exclusivity clause so I wouldn’t work
with any other law firms because he
doesn’t want anyone else using what I
know and frankly he also knows it as I
work with him on learning tactics and
techniques about how to build a great
law practice. Right he’s he went from
that one room thing to I don’t know by
now something like different
employees and we’ve got some lofty
targets I’m integrated into their team I’m not
just coaching him now I’m coaching all
the partners. I led an off-site
facilitation afterwards it was such a
resounding success I asked him what was
the value of this day and he said if I
had to put a number to it $100,000.
JB: For a day!
RL: For a day. So now here’s the
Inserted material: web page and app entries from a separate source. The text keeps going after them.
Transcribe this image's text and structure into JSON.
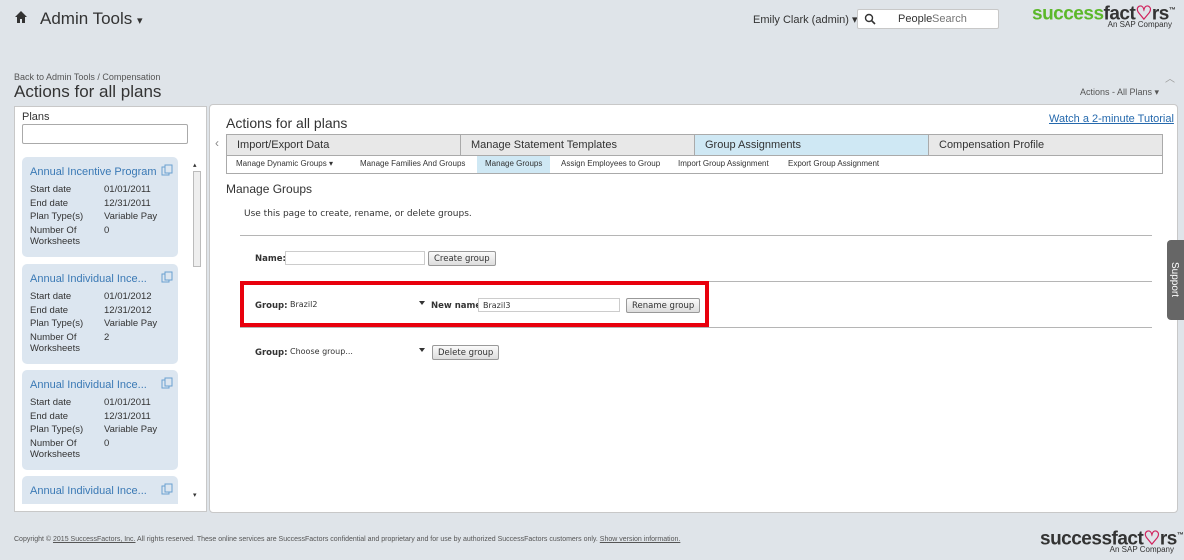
{
  "header": {
    "app_title": "Admin Tools",
    "user": "Emily Clark (admin)",
    "search_scope": "People",
    "search_placeholder": "Search",
    "logo_success": "success",
    "logo_fact": "fact",
    "logo_heart": "♡",
    "logo_rs": "rs",
    "logo_tm": "™",
    "logo_sub": "An SAP Company"
  },
  "breadcrumb": {
    "link": "Back to Admin Tools",
    "separator": " / ",
    "current": "Compensation"
  },
  "page_title": "Actions for all plans",
  "actions_menu": "Actions - All Plans",
  "plans": {
    "label": "Plans",
    "search_value": "",
    "cards": [
      {
        "title": "Annual Incentive Program",
        "start_label": "Start date",
        "start": "01/01/2011",
        "end_label": "End date",
        "end": "12/31/2011",
        "type_label": "Plan Type(s)",
        "type": "Variable Pay",
        "ws_label_1": "Number Of",
        "ws_label_2": "Worksheets",
        "ws": "0"
      },
      {
        "title": "Annual Individual Ince...",
        "start_label": "Start date",
        "start": "01/01/2012",
        "end_label": "End date",
        "end": "12/31/2012",
        "type_label": "Plan Type(s)",
        "type": "Variable Pay",
        "ws_label_1": "Number Of",
        "ws_label_2": "Worksheets",
        "ws": "2"
      },
      {
        "title": "Annual Individual Ince...",
        "start_label": "Start date",
        "start": "01/01/2011",
        "end_label": "End date",
        "end": "12/31/2011",
        "type_label": "Plan Type(s)",
        "type": "Variable Pay",
        "ws_label_1": "Number Of",
        "ws_label_2": "Worksheets",
        "ws": "0"
      },
      {
        "title": "Annual Individual Ince..."
      }
    ]
  },
  "main": {
    "title": "Actions for all plans",
    "tutorial_link": "Watch a 2-minute Tutorial",
    "tabs": [
      "Import/Export Data",
      "Manage Statement Templates",
      "Group Assignments",
      "Compensation Profile"
    ],
    "active_tab": "Group Assignments",
    "subtabs": [
      "Manage Dynamic Groups",
      "Manage Families And Groups",
      "Manage Groups",
      "Assign Employees to Group",
      "Import Group Assignment",
      "Export Group Assignment"
    ],
    "active_subtab": "Manage Groups",
    "section_title": "Manage Groups",
    "section_desc": "Use this page to create, rename, or delete groups.",
    "create": {
      "name_label": "Name:",
      "name_value": "",
      "button": "Create group"
    },
    "rename": {
      "group_label": "Group:",
      "group_value": "Brazil2",
      "new_name_label": "New name:",
      "new_name_value": "Brazil3",
      "button": "Rename group"
    },
    "delete": {
      "group_label": "Group:",
      "group_value": "Choose group...",
      "button": "Delete group"
    }
  },
  "support_tab": "Support",
  "footer": {
    "copyright_prefix": "Copyright © ",
    "copyright_link": "2015 SuccessFactors, Inc.",
    "copyright_text": " All rights reserved. These online services are SuccessFactors confidential and proprietary and for use by authorized SuccessFactors customers only. ",
    "version_link": "Show version information."
  },
  "colors": {
    "accent_tab": "#cfe8f4",
    "highlight": "#e8000d",
    "link": "#2569ad",
    "logo_green": "#5cb82b"
  }
}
next question, now that you know the
value, how do you set a smart price?
You have to be able to take the value of what you’re
Doing, what’s the value of your clients
improved condition, both in tangible,
intangibles and the amortization of that
growth and create a reasonable ROI for
that dramatic increase in the quality,
the position that your client is in.
It’s not a hundred, or two hundred, or
one thousand dollars an hour times this many
hours of work, it’s I’m going to move you
from here to here, your company makes ten
million a year, you’re going to go to fifteen
million a year that’s a five million
dollar value proposition in a year.
What’s the equitable compensation for my
contribution to that growth?
How do I set my price as an ROI, and that takes
experience and it takes tools and it
JB: Six figures sounds like a good starting point.
RL: If it’s a five million annual gross, depending on how
depending on how specific you are in that field it could easily be
seven but yeah that would definitely be
in the six figures.